She went, trailing a fathom of weed behind her. From a slow two knots an hour she crawled up to a triumphant four. Anything beyond that made the struts quiver dangerously, and filled the engine-room with steam. Morning showed her out of sight of land, and there was a visible ripple under her bows; but she complained bitterly in her bowels, and, as though the noise had called it, there shot along across the purple sea a swift, dark proa, hawk-like and curious, which presently ranged alongside and wished to know if the Haliotis were helpless. Ships, even the steamers of the white men, had been known to break down in those waters, and the honest Malay and Javanese traders would sometimes aid them in their own peculiar way. But this ship was not full of lady passengers and well-dressed officers. Men, white, naked and savage, swarmed down her sides — some withred-hot iron bars, and others with large hammers – threw themselves upon those innocent inquiring strangers, and, before any man could say what had happened, were in full possession of the proa, while the lawful owners bobbed in the water overside. Half an hour later the proa’s cargo of sago and trepang, as well as a doubtful-minded compass, was in the Haliotis. The two huge triangular mat sails, with their seventy-foot yards and booms, had followed the cargo, and were being fitted to the stripped masts of the steamer.

They rose, they swelled, they filled, and the empty steamer visibly laid over as the wind took them. They gave her nearly three knots an hour, and what better could men ask? But if she had been forlorn before, this new purchase made her horrible to see. Imagine a respectable charwoman in the tights of a ballet-dancer rolling drunk along the streets, and you will come to some faint notion of the appearance of that nine-hundred-ton, well-decked, once schooner-rigged cargo-boat as she staggered under her new help, shouting and raving across the deep. With steam and sail that marvellous voyage continued; and the bright-eyed crew looked over the rail, desolate, unkempt, unshorn, shamelessly clothed beyond the decencies.

At the end of the third week she sighted the island of Pygang-Watai, whose harbour is the turning-point of a pearl sea-patrol. Here the gun-boats stay for a week ere they retrace their line. There is no village at Pygang-Watai; only a stream of water, some palms, and a harbour safe to rest in till the first violence of the southeast monsoon has blown itself out. They opened up the low coral beach, with its mound of whitewashed coal ready for supply, the deserted huts for the sailors, and the flagless flagstaff.

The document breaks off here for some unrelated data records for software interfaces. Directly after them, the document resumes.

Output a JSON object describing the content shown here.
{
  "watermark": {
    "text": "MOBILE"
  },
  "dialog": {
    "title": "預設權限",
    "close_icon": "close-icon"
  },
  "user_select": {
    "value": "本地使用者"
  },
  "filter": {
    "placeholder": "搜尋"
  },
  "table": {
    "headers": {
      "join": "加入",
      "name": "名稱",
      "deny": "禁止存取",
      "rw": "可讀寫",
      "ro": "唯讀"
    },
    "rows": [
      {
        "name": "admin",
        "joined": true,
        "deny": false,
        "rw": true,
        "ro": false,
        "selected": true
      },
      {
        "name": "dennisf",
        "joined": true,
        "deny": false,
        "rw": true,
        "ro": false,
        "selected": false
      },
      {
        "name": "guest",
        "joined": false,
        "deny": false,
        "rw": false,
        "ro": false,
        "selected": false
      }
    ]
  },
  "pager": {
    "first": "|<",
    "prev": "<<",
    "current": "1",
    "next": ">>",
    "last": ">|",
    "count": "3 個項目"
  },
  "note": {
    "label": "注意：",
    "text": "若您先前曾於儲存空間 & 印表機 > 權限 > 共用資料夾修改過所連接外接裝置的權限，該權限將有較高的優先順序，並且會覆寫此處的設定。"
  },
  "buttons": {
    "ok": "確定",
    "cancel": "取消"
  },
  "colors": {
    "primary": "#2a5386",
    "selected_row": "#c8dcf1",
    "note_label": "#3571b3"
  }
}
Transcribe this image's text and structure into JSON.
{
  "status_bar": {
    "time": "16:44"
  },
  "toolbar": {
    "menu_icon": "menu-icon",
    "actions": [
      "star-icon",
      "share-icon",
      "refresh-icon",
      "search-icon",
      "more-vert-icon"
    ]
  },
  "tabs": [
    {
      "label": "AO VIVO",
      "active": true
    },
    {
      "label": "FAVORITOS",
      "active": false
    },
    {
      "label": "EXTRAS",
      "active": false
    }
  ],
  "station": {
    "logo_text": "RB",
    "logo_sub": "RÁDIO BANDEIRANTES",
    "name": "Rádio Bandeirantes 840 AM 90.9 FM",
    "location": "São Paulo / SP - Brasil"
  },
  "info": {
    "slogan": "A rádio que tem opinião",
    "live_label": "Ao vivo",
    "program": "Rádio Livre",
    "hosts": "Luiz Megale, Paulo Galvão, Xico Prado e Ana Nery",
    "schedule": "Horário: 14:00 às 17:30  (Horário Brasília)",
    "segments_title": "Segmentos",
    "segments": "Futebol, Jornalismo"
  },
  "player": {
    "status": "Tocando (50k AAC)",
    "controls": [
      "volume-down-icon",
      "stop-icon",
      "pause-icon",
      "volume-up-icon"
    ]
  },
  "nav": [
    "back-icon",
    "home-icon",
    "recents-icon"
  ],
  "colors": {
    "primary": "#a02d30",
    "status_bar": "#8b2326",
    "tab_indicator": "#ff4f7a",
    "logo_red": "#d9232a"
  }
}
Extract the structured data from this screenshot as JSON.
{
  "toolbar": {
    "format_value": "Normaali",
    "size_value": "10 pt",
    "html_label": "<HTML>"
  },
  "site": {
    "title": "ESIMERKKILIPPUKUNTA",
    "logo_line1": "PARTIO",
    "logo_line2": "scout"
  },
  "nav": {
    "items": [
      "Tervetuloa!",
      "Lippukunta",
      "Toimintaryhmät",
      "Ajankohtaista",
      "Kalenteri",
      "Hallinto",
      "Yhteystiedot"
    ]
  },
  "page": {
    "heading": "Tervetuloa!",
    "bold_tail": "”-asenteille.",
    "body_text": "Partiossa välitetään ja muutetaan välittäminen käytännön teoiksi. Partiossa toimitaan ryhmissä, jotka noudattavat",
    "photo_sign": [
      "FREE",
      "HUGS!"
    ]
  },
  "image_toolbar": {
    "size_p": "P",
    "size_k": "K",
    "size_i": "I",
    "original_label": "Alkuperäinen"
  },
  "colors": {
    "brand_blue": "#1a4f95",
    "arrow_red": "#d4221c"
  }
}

Next day there was no Haliotis – only a little proa rocking in the warm rain at the mouth of the harbour, whose crew watched with hungry eyes the smoke of a gunboat on the horizon.

Months afterwards there were a few lines in an English newspaper to the effect that some gunboat of some foreign Power had broken her back at the mouth of some far-away harbour by running at full speed into a sunken wreck.